DESCRIPTION OF THE TASK> Among the entries that follow, find the lines containing the string "Microsoft" and copy them.

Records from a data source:
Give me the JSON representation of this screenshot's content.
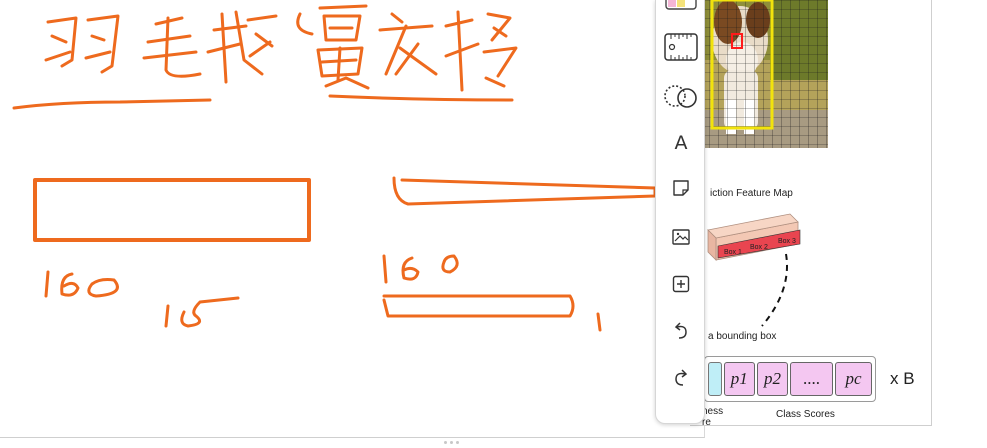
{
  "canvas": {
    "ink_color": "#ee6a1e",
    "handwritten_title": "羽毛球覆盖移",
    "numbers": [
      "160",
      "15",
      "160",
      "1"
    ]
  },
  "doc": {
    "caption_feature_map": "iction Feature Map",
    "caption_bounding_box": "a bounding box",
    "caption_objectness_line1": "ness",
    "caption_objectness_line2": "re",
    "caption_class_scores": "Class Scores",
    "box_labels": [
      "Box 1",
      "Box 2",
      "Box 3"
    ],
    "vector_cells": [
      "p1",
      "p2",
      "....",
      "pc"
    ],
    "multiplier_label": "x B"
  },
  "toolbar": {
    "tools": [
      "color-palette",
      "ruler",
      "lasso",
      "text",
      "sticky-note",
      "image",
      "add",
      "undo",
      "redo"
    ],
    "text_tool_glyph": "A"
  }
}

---

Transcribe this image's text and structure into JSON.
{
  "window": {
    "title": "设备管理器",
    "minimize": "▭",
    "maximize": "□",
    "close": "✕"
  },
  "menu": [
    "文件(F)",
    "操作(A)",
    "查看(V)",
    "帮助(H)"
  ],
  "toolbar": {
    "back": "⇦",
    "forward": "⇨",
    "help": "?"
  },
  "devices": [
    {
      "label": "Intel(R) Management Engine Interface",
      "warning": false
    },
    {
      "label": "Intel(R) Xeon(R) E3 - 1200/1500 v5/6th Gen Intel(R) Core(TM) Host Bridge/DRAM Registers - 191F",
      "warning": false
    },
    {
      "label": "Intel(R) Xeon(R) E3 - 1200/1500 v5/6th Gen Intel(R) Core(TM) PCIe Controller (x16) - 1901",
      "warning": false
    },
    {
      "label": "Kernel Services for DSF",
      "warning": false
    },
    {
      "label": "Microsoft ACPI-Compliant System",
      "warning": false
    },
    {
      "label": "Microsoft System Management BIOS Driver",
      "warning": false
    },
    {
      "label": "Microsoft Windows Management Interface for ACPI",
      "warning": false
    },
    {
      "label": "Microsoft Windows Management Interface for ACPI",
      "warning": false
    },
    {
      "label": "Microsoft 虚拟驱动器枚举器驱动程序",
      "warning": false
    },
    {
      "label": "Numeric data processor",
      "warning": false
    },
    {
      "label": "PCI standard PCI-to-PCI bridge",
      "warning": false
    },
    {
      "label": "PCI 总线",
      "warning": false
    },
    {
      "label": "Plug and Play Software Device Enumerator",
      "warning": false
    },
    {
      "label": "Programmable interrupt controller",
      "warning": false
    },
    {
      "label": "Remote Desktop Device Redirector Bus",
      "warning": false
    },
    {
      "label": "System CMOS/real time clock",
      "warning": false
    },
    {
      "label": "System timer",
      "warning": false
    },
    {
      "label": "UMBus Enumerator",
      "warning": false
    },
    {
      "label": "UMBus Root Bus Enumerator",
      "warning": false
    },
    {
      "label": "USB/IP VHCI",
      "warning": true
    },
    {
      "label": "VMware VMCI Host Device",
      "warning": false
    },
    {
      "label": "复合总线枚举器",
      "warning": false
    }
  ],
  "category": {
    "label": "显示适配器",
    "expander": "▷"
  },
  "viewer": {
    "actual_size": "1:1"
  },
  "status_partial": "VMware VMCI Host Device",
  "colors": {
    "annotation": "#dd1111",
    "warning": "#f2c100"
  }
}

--

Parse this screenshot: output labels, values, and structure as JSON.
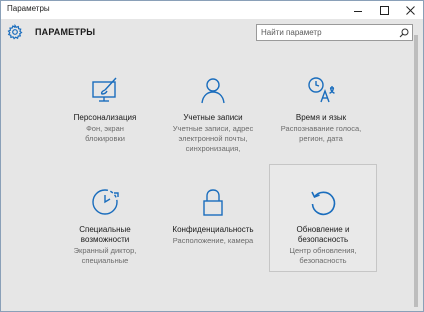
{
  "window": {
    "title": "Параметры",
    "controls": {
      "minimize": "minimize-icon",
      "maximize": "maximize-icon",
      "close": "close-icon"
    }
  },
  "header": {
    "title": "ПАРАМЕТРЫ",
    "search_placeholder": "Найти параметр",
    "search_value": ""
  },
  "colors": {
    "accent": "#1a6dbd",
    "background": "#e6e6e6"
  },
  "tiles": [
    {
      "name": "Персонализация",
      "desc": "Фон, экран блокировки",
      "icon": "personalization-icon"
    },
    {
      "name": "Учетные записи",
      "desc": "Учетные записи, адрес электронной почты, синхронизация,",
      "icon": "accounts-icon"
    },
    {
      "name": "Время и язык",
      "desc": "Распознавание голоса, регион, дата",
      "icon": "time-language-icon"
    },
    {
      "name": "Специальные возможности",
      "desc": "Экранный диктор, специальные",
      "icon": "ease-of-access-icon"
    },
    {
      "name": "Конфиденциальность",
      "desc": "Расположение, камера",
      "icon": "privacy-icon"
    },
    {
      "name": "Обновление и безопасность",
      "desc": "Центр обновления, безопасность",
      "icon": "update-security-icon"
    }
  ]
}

YOUR SOLUTION>
      "label": "Microsoft ACPI-Compliant System",
      "label": "Microsoft System Management BIOS Driver",
      "label": "Microsoft Windows Management Interface for ACPI",
      "label": "Microsoft Windows Management Interface for ACPI",
      "label": "Microsoft 虚拟驱动器枚举器驱动程序",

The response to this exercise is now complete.